This week’s guest blogger – John Farndon studied earth sciences at Cambridge University and has written more than 300 books on science and nature including How the Earth Works, The Wildlife Atlas, The Practical Encyclopedia of Rocks and Minerals, and the forthcoming The Atlas of Oceans. He also writes extensively on the history of ideas and contemporary and environmental issues, penning such books as China Rises, India Booms, Bird Flu and 101 Facts You Should Know about Food. He was the author of the best-sellers Do Not Open, Do You Think You’re Clever? and The World’s Greatest Idea and his books have been translated into most major languages. He has been shortlisted four times for the Royal Society Prize for Science Books, and for the Society of Authors Education Award. He lives in London.

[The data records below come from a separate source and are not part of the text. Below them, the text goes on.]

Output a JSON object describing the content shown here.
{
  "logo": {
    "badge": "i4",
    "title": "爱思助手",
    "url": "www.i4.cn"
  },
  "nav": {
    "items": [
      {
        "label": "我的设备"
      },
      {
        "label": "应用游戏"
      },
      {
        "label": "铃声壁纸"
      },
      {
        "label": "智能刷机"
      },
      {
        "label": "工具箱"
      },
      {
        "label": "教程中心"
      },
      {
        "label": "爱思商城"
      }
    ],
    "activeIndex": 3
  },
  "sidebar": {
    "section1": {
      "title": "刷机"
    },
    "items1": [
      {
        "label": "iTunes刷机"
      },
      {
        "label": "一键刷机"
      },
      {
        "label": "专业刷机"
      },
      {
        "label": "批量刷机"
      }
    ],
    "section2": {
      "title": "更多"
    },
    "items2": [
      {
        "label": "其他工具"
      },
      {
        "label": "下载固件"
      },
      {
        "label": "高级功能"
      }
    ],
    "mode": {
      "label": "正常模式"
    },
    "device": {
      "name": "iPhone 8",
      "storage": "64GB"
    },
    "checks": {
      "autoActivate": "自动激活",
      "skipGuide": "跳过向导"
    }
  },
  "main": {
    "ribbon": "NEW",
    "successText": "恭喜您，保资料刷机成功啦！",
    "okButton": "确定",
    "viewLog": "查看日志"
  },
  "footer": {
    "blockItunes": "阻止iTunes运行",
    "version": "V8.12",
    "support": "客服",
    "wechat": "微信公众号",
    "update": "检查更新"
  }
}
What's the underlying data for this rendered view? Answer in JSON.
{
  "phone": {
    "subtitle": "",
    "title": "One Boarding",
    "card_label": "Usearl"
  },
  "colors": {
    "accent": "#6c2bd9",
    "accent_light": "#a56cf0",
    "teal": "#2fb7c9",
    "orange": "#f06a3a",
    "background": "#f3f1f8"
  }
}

In a fortnight’s time, I’m giving a talk at the Brighton Science Festival about a recent book of mine entitled ‘The World’s Greatest Idea”, which is an exploration of 50 of the great ideas that have shaped the world.
One of the ideas that features is the welfare state, and in researching the topic I was reminded how groundless assumptions can assume the mantle of ‘common sense’ if repeated enough times.
Currently, many governments around the world are wondering how to cut welfare budgets. Generous spending on welfare is not only unaffordable in these hard economic times, it is argued; it is a drag on economies, discouraging people from seeking work. And most people assume this is so.
And yet this ‘common sense’ argument has no actual foundation in reality. Welfare systems have rarely acted as a brake on a country’s economy. In nearly all cases, countries that have introduced a welfare system have experienced dramatic economic growth.
After Germany introduced its welfare system in the 1880s, its economy grew rapidly – so rapidly that Britain was shocked to find it had an economic rival for the first time, and right on its doorstep. And in the post-war years, Western Europe has experienced a time of unparalleled prosperity. Moreover, the most prosperous countries, such as Sweden and Germany, are those with some of the most generous welfare provision.
Similar myths have been perpetuated in the field of science. Do you, for instance, assume that it is scientifically proven that intelligence declines slowly with age? If so, you’re not alone. For a long while, IQ tests did appear to show that younger people did better than old people, and were taken as gospel proof that intelligence declines with age. Yet a re-examination of the evidence shows that this isn’t so for two reasons.
The first was that the IQ tests which showed young people did better were simply a matter of training. Younger people had had more practice of doing the kind of mental tasks tried in IQ tests than older people. As soon as older people were trained in this kind of thinking, their performance levels shot up.
The second reason is that IQ tests were done against the clock. If the time pressure is removed, older people do just as well as their young counterparts – and it is quite reasonably argued that older people are slower simply because their experience means they have to sift through more possibilities to reach the answer.
In fact, these assumptions about IQ and age went further. Psychologists have been telling us for decades that the one thing that your IQ is fixed and unchangeable through life. If you’re intelligent, we were told, you remain intelligent until age begins to sap it. If you were not, you were not, and that was that. Yet there is little scientific evidence that any of this is so. It is just another ‘common sense’ assumption. And recent scientific research has begun to throw doubt on this.
It is now becoming clear, for instance, that IQ is closely connected to your working memory, the amount of current data you can store in your head at any one time. Recent research by Torkel Klingberg in Sweden showed that the neural systems used in working memory may actually grow in response to training. What’s more children who completed a training course not only did better in the tests given to them by Klingberg but actually found their scores in IQ tests leap by 8 per cent.
Of course, Thomas Kuhn argued that scientists can never divorce their own personal take on their subject, and that science is inevitably bound within the prevailing outlook. So there is always likely to be a time when any assumption is finally shown to be false. But in the meanwhile it definitely pays to be wary of those who would dismiss your questions on the basis of common sense.
As Einstein observed, “Common sense is the collection of prejudices acquired by the age of 18.”